One of the many disturbing things about this controversy has been how little data Tavistock apparently bothers collecting. During the Bell hearing, the clinic was initially unable to produce very basic court-requested information about its operations. When the data was finally produced, it appeared to show, contrary to many clinicians’ and activists’ claims, that kids who went on blockers there experienced no mental-health benefits (it also showed that nearly all kids who went on blockers at Tavistock proceed to hormone treatment).
Along the same lines, Cass’s work reveals that the clinic has apparently never had any sort of unifying set of standard practices, let alone a shared philosophy about clinical work with gender nonconforming youth. “At primary, secondary and specialist level, there is a lack of agreement, and in many instances a lack of open discussion, about the extent to which gender incongruence in childhood and adolescence can be an inherent and immutable phenomenon for which transition is the best option for the individual, or a more fluid and temporal response to a range of developmental, social, and psychological factors,” wrote Cass. As a result of this lack of professional agreement, “children and young people can experience… a ‘clinician lottery,’ and failure to have an open discussion about this issue is impeding the development of clear guidelines about their care.”
Given that Tavistock has been administering blockers and hormones to young people since 2011, this is completely unacceptable. Some critics of youth gender medicine refer to the administration of blockers and hormones as an ongoing “experiment” — a term trans activists often take issue with — but in a certain sense this is worse: an experiment at least has agreed-upon rules beforehand, plans for collecting and publishing data, and so on. Tavistock barely had any of this: it’s just been an absolute mess from the beginning, and the institution’s fundamental disorganization and dysfunction left a vacuum into which could step pressure groups that didn’t prioritize careful clinical practices.
Even a failed experiment, properly conducted, advances science a few steps and offers stepping-stones for the next generation. That’s not really the case here. While the ruins of Tavistock certainly will offer lessons to future clinicians, they will be almost entirely “how-not-to.”
One of the most frustrating things about this episode has been the abuse heaped on anyone who has questioned the trend toward carelessness in youth gender medicine exemplified by Tavistock. As the gender-critical philosopher Kathleen Stock, who left the University of Sussex after facing a wave of harassment there, put it: “Just here wondering whether any of the academics who have spent four years mocking, ridiculing, defaming and mischaracterizing my views feel any regret, now a scandal about puberty blockers and child transition is emerging in the mainstream.”
Having encountered a version of this in my own world of journalism — albeit not a fraction of what Stock went through — I can answer that confidently: no. There will be few apologies, if any, and even less introspection. Already, online, many are distorting the news of Tavistock’s closing.
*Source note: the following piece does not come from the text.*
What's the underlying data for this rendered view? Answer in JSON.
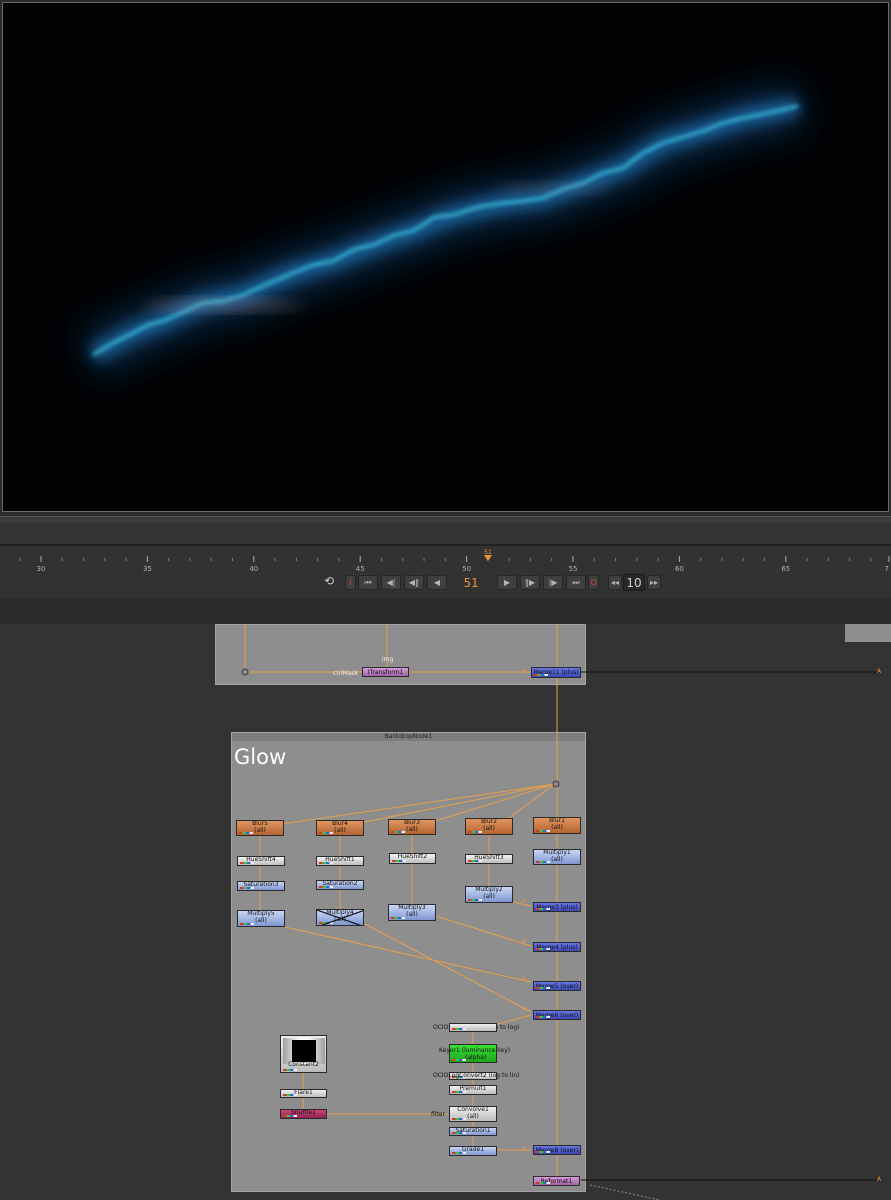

Next up, I think, is the United States. Our healthcare system is an order of magnitude bigger, less organized and less carefully regulated than the NHS. What possible reason would any thinking person have to believe that the same issues that plagued Tavistock aren’t going to pop up, again and again, in our own nationwide patchwork of youth gender clinics?
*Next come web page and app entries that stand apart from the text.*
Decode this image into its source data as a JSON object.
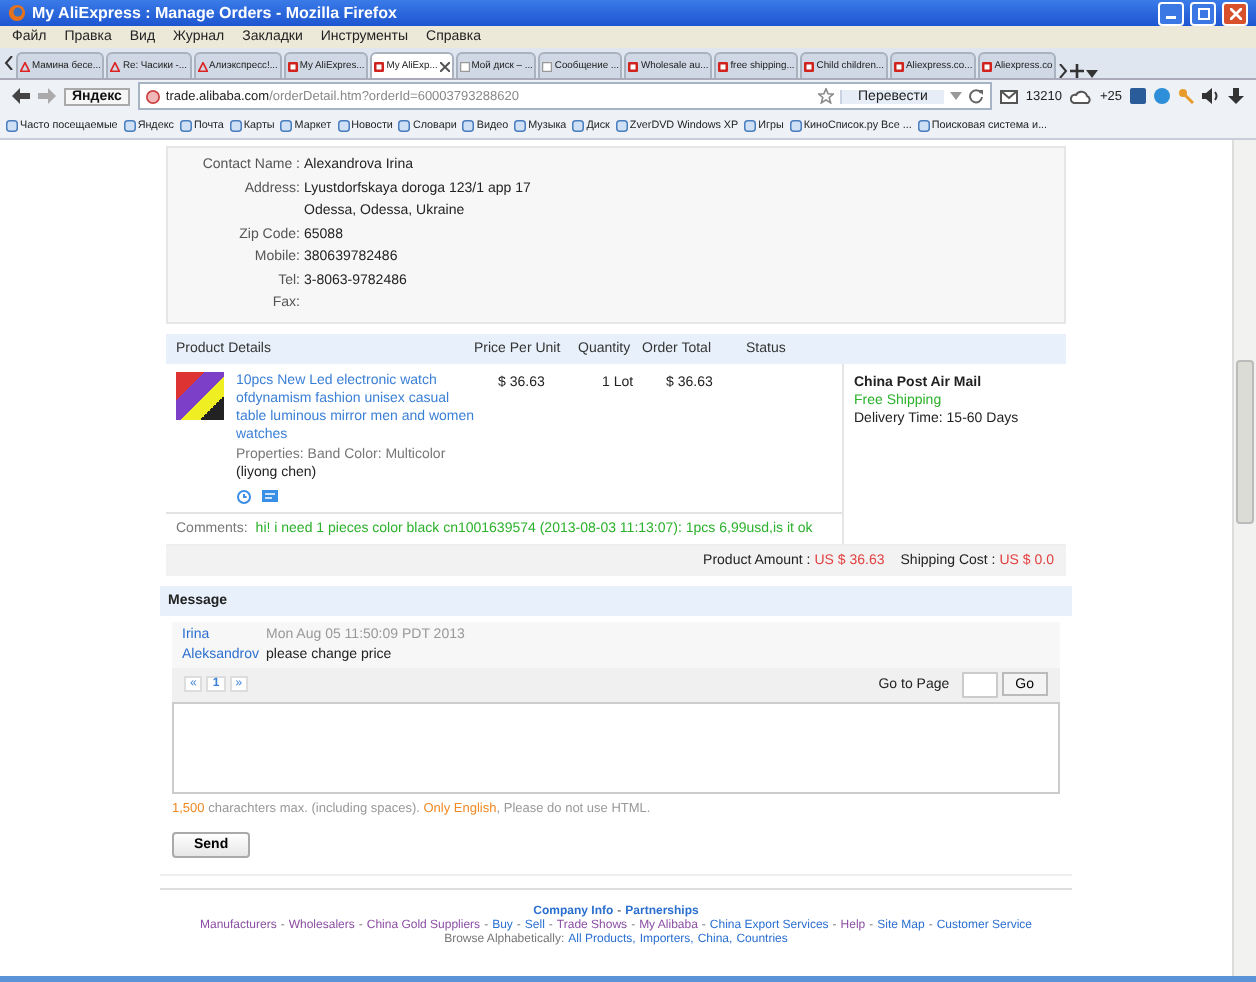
{
  "window": {
    "title": "My AliExpress : Manage Orders - Mozilla Firefox"
  },
  "menu": [
    "Файл",
    "Правка",
    "Вид",
    "Журнал",
    "Закладки",
    "Инструменты",
    "Справка"
  ],
  "tabs": [
    {
      "label": "Мамина бесе...",
      "kind": "triangle",
      "selected": false
    },
    {
      "label": "Re: Часики -...",
      "kind": "triangle",
      "selected": false
    },
    {
      "label": "Алиэкспресс!...",
      "kind": "triangle",
      "selected": false
    },
    {
      "label": "My AliExpres...",
      "kind": "square",
      "selected": false
    },
    {
      "label": "My AliExp...",
      "kind": "square",
      "selected": true
    },
    {
      "label": "Мой диск – ...",
      "kind": "blank",
      "selected": false
    },
    {
      "label": "Сообщение ...",
      "kind": "blank",
      "selected": false
    },
    {
      "label": "Wholesale au...",
      "kind": "square",
      "selected": false
    },
    {
      "label": "free shipping...",
      "kind": "square",
      "selected": false
    },
    {
      "label": "Child children...",
      "kind": "square",
      "selected": false
    },
    {
      "label": "Aliexpress.co...",
      "kind": "square",
      "selected": false
    },
    {
      "label": "Aliexpress.co",
      "kind": "square",
      "selected": false
    }
  ],
  "navbar": {
    "logo": "Яндекс",
    "url_host": "trade.alibaba.com",
    "url_path": "/orderDetail.htm?orderId=60003793288620",
    "translate": "Перевести",
    "mail_count": "13210",
    "weather": "+25"
  },
  "bookmarks": [
    "Часто посещаемые",
    "Яндекс",
    "Почта",
    "Карты",
    "Маркет",
    "Новости",
    "Словари",
    "Видео",
    "Музыка",
    "Диск",
    "ZverDVD Windows XP",
    "Игры",
    "КиноСписок.ру Все ...",
    "Поисковая система и..."
  ],
  "contact": [
    {
      "label": "Contact Name :",
      "value": "Alexandrova Irina"
    },
    {
      "label": "Address:",
      "value": "Lyustdorfskaya doroga 123/1 app 17"
    },
    {
      "value": "Odessa, Odessa, Ukraine"
    },
    {
      "label": "Zip Code:",
      "value": "65088"
    },
    {
      "label": "Mobile:",
      "value": "380639782486"
    },
    {
      "label": "Tel:",
      "value": "3-8063-9782486"
    },
    {
      "label": "Fax:"
    }
  ],
  "order_table": {
    "columns": [
      "Product Details",
      "Price Per Unit",
      "Quantity",
      "Order Total",
      "Status"
    ],
    "product": {
      "title": "10pcs New Led electronic watch ofdynamism fashion unisex casual table luminous mirror men and women watches",
      "properties": "Properties: Band Color: Multicolor",
      "seller": "(liyong chen)",
      "price": "$ 36.63",
      "quantity": "1 Lot",
      "total": "$ 36.63"
    },
    "shipping": {
      "method": "China Post Air Mail",
      "cost_label": "Free Shipping",
      "delivery": "Delivery Time:  15-60 Days"
    },
    "comments_label": "Comments:",
    "comments": "hi! i need 1 pieces color black cn1001639574 (2013-08-03 11:13:07): 1pcs 6,99usd,is it ok",
    "product_amount_label": "Product Amount :",
    "product_amount": "US $ 36.63",
    "shipping_cost_label": "Shipping Cost :",
    "shipping_cost": "US $ 0.0"
  },
  "message": {
    "title": "Message",
    "author_first": "Irina",
    "author_last": "Aleksandrov",
    "time": "Mon Aug 05 11:50:09 PDT 2013",
    "text": "please change price",
    "pages": [
      {
        "label": "«",
        "selected": false
      },
      {
        "label": "1",
        "selected": true
      },
      {
        "label": "»",
        "selected": false
      }
    ],
    "goto_label": "Go to Page",
    "go": "Go",
    "note": [
      {
        "text": "1,500",
        "highlight": true
      },
      {
        "text": " charachters max. (including spaces). ",
        "highlight": false
      },
      {
        "text": "Only English",
        "highlight": true
      },
      {
        "text": ", Please do not use HTML.",
        "highlight": false
      }
    ],
    "send": "Send"
  },
  "footer": {
    "top": [
      "Company Info",
      "Partnerships"
    ],
    "separator": "-",
    "links": [
      {
        "label": "Manufacturers",
        "visited": true
      },
      {
        "label": "Wholesalers",
        "visited": true
      },
      {
        "label": "China Gold Suppliers",
        "visited": true
      },
      {
        "label": "Buy",
        "visited": false
      },
      {
        "label": "Sell",
        "visited": false
      },
      {
        "label": "Trade Shows",
        "visited": true
      },
      {
        "label": "My Alibaba",
        "visited": true
      },
      {
        "label": "China Export Services",
        "visited": false
      },
      {
        "label": "Help",
        "visited": true
      },
      {
        "label": "Site Map",
        "visited": false
      },
      {
        "label": "Customer Service",
        "visited": false
      }
    ],
    "browse_label": "Browse Alphabetically:",
    "browse": [
      "All Products",
      "Importers",
      "China",
      "Countries"
    ],
    "browse_separator": ","
  }
}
This article was originally published in The Spectator’s September 2022 World edition.